Sana'a, Yemen 2011. Photo courtesy: Ameen Al Ghabri
"Recipient of Eldh-Ekblads Peace Prize for 2017"
-The Swedish Peace and Arbitration Society

"Recipient of International Press Freedom Award for 2017"
-Committee to Protect Journalists 

'We Survive by Living... Deliberately!' Meet Yemeni Female Blogger: Afrah Nasser
-By dr. Elham Manea (read here)

"Named at #32 among the world's 100 most influential young Arabs for 2016"
-Arabian Business

"Recipient of Pennskaft Prize for 2016"

"Named at #15 among the world's 100 most influential young Arabs for 2015"
-Arabian Business

"Recipient of Dawit Issak Prize for 2014"
-Publicity Club, Sweden

“One of the 10 must-read blogs from the Middle East” 

“Featured at the '100 women who changed the world' media coverage”

“No. 3 among 35 Top Middle East blogs”

“Outstanding Journalism Award”
-Girl Gone International magazine

“One of the most active female journalists on Twitter”
- The International Journalist Network

“Best of the Blogs - her writing style is very accessible and easy to read. She has my full admiration for being at the forefront of the Yemeni social and political struggle, raising issues that many shy away from.”
-Open Democracy

“The Yemeni journalist and blogger Afrah Nasser is today one of the Middle East's important voices.”
-Dissident Blog

“After having received death threats from supporters of the regime. Despite this, she refuses to stop writing about what is happening in her homeland.”

“Feminist activists in the Arab region”
-Women against fundamentalism

“This young blogger documents current events in Yemen by combining short videos and newspaper articles with her opinions on politics.”
-Gay Girl in Damascus

“50 Arab Women You MUST Follow on Twitter!”
-Birds on the blog

“Her blog focuses on women’s rights, democracy, and the politics of Yemen”
-Middle Easterner


Photo courtesy: GU.com
Diving into the journalism ocean since 2008, Yemeni blogger and freelance writer, Afrah Nasser has been telling the untold stories about Yemen. Such stories had a high price for Nasser that she had to pay. She's been a political refugee in Sweden since May 2011 after receiving death threats for her anti-regime writings during Yemen's 2011 uprising.

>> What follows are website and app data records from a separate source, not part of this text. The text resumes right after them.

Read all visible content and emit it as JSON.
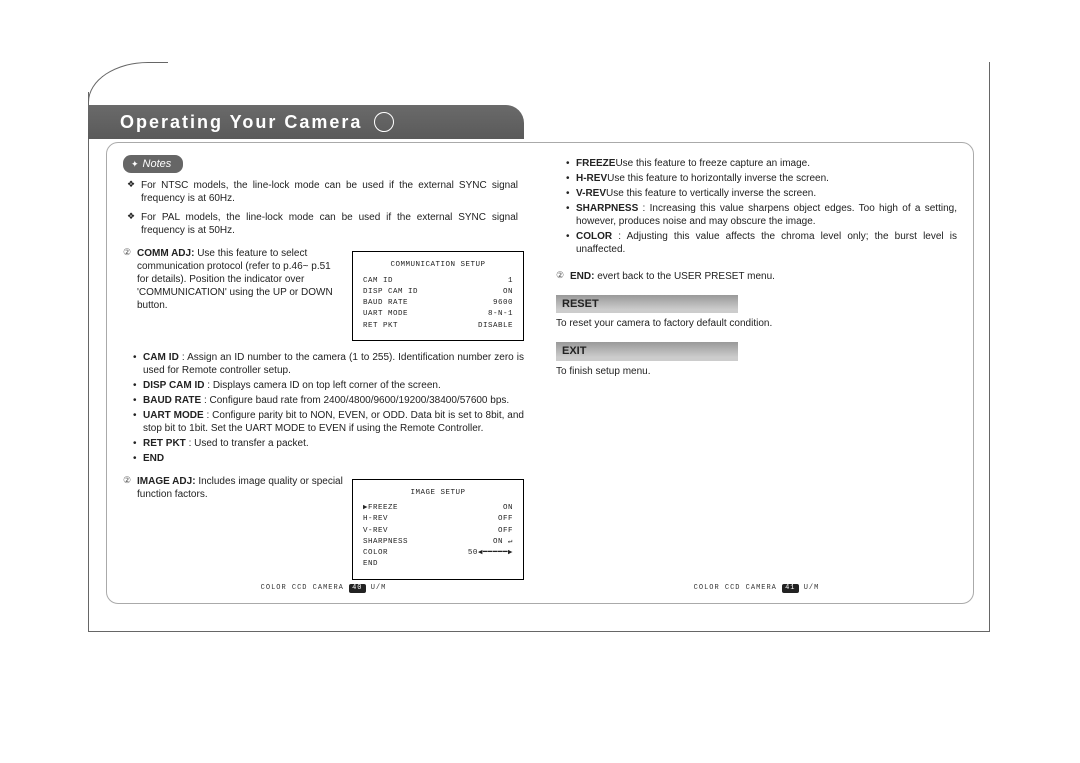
{
  "header": {
    "title": "Operating Your Camera"
  },
  "notes": {
    "label": "Notes"
  },
  "left": {
    "note_ntsc": "For NTSC models, the line-lock mode can be used if the external SYNC signal frequency is at 60Hz.",
    "note_pal": "For PAL models, the line-lock mode  can be used if the external SYNC signal frequency is at 50Hz.",
    "comm_adj_label": "COMM ADJ:",
    "comm_adj_body": "Use this feature to select communication protocol (refer to p.46~ p.51 for details). Position the indicator over 'COMMUNICATION' using the UP or DOWN button.",
    "comm_screen": {
      "title": "COMMUNICATION SETUP",
      "rows": [
        [
          "CAM ID",
          "1"
        ],
        [
          "DISP CAM ID",
          "ON"
        ],
        [
          "BAUD RATE",
          "9600"
        ],
        [
          "UART MODE",
          "8-N-1"
        ],
        [
          "RET PKT",
          "DISABLE"
        ]
      ]
    },
    "cam_id_l": "CAM ID",
    "cam_id_b": ": Assign an ID number to the camera (1 to 255). Identification number zero is used for Remote controller setup.",
    "disp_l": "DISP CAM ID",
    "disp_b": ": Displays camera ID on top left corner of the screen.",
    "baud_l": "BAUD RATE",
    "baud_b": ": Configure baud rate from 2400/4800/9600/19200/38400/57600 bps.",
    "uart_l": "UART MODE",
    "uart_b": ": Configure parity bit to NON, EVEN, or ODD. Data bit is set to 8bit, and stop bit to 1bit. Set the UART MODE to EVEN if using the Remote Controller.",
    "ret_l": "RET PKT",
    "ret_b": ": Used to transfer a packet.",
    "end_l": "END",
    "image_adj_label": "IMAGE ADJ:",
    "image_adj_body": "Includes image quality or special function factors.",
    "image_screen": {
      "title": "IMAGE SETUP",
      "rows": [
        [
          "▶FREEZE",
          "ON"
        ],
        [
          "H-REV",
          "OFF"
        ],
        [
          "V-REV",
          "OFF"
        ],
        [
          "SHARPNESS",
          "ON ↵"
        ],
        [
          "COLOR",
          "50◀━━━━━▶"
        ],
        [
          "END",
          ""
        ]
      ]
    },
    "footer_a": "COLOR CCD CAMERA",
    "footer_pg": "40",
    "footer_b": "U/M"
  },
  "right": {
    "freeze_l": "FREEZE",
    "freeze_b": "Use this feature to freeze capture an image.",
    "hrev_l": "H-REV",
    "hrev_b": "Use this feature to horizontally inverse the screen.",
    "vrev_l": "V-REV",
    "vrev_b": "Use this feature to vertically inverse the screen.",
    "sharp_l": "SHARPNESS",
    "sharp_b": ": Increasing this value sharpens object edges. Too high of a setting, however, produces noise and may obscure the image.",
    "color_l": "COLOR",
    "color_b": ": Adjusting this value affects the chroma level only; the burst level is unaffected.",
    "end_l": "END:",
    "end_b": "evert back to the USER PRESET menu.",
    "reset_h": "RESET",
    "reset_b": "To reset your camera to factory default condition.",
    "exit_h": "EXIT",
    "exit_b": "To finish setup menu.",
    "footer_a": "COLOR CCD CAMERA",
    "footer_pg": "41",
    "footer_b": "U/M"
  }
}
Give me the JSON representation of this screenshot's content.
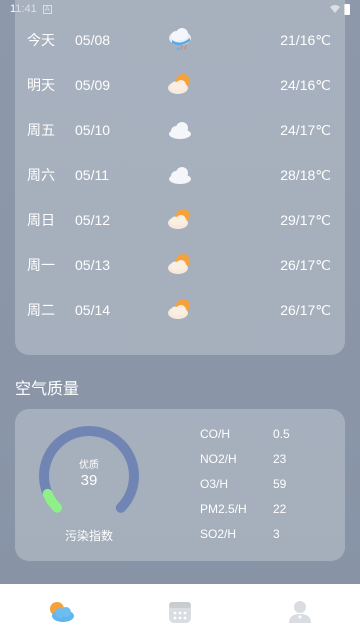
{
  "status": {
    "time": "11:41",
    "notif_glyph": "A"
  },
  "forecast": [
    {
      "day": "今天",
      "date": "05/08",
      "icon": "cloud-rain-icon",
      "temp": "21/16℃"
    },
    {
      "day": "明天",
      "date": "05/09",
      "icon": "sun-cloud-icon",
      "temp": "24/16℃"
    },
    {
      "day": "周五",
      "date": "05/10",
      "icon": "cloud-icon",
      "temp": "24/17℃"
    },
    {
      "day": "周六",
      "date": "05/11",
      "icon": "cloud-icon",
      "temp": "28/18℃"
    },
    {
      "day": "周日",
      "date": "05/12",
      "icon": "sun-cloud-icon",
      "temp": "29/17℃"
    },
    {
      "day": "周一",
      "date": "05/13",
      "icon": "sun-cloud-icon",
      "temp": "26/17℃"
    },
    {
      "day": "周二",
      "date": "05/14",
      "icon": "sun-cloud-icon",
      "temp": "26/17℃"
    }
  ],
  "air_quality": {
    "title": "空气质量",
    "level": "优质",
    "index": "39",
    "index_fraction": 0.08,
    "caption": "污染指数",
    "pollutants": [
      {
        "name": "CO/H",
        "value": "0.5"
      },
      {
        "name": "NO2/H",
        "value": "23"
      },
      {
        "name": "O3/H",
        "value": "59"
      },
      {
        "name": "PM2.5/H",
        "value": "22"
      },
      {
        "name": "SO2/H",
        "value": "3"
      }
    ],
    "colors": {
      "ring": "#7085b3",
      "progress": "#8ff08a"
    }
  },
  "nav": [
    {
      "icon": "weather-icon",
      "active": true
    },
    {
      "icon": "calendar-icon",
      "active": false
    },
    {
      "icon": "profile-icon",
      "active": false
    }
  ]
}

Nasser paved her path into journalism after developing a humanitarian consciousness throughout her college years in Sana'a University while perusing a BA degree in English Linguistics (2004-2008). She began to contribute to the Yemen Times newspaper (2004-2012) and later began working as a social and cultural editor at the Yemen Observer newspaper (2008-2011). As the uprising in Yemen erupted in 2011, Nasser realised that objectivity was a bullshit and she proudly wore the activist hat, becoming a diligent blogger, writing with a focus on human rights violations and gender issues in Yemen. The blog was meant to be in English as there have been very few English-speaking online outlets by native Yemenis. Nasser believes that the blog is her megaphone to the world.

She has written for Al Jazeera EnglishCNN, The New Arab, Middle East Eye, Raseef22The National, Al Arabi magazine, Institute for War and Peace Reporting, Doha Center for Free Media, Al Akhbar, the European Magazine, the Dissident Blog, among others. She has appeared on Al Jazeera, France 24, BBC, Al ArabiyaSwedish Radio, SVT and TV4, commenting on range issues related to Yemen and MENA region. Nasser also has worked in Sweden as a reporter at the Swedish International Radio (2012) and the Kvinna till Kvinna Foundation (2013).

Besides being an international public speaker on Yemen's affairs, Nasser has occasionally worked as a workshop-facilitator and as a lecturer on topics related to new media technology tools, and media and power, sharing her knowledge and experience with various universities and institutions, such as; Gothenburg University, Aarhus University, Swedish Institute, Kvinna till Kvinna Foundation and Olof Palme Center. She has authored a chapter in the anthology of essays titled 'Everyday Racism' (2015), and a chapter in 'Now That We Have Tasted Hope: Voices from the Arab Spring' book (2012), and a chapter in (يحدث في الطريق) 'Happening on the Street' book (2012) sharing her own experience with sexual harassment.

Afrah Nasser holds a BA degree in English linguistics from Sana'a University (2004-2008) and a master's degree in Communication from Gothenburg University (2013-2015). She currently works as a freelance writer and frequently blogs at the HuffingtonPost.

Nasser is also the founder and editor-in-chief of  'Sana'a Review' e-magazine.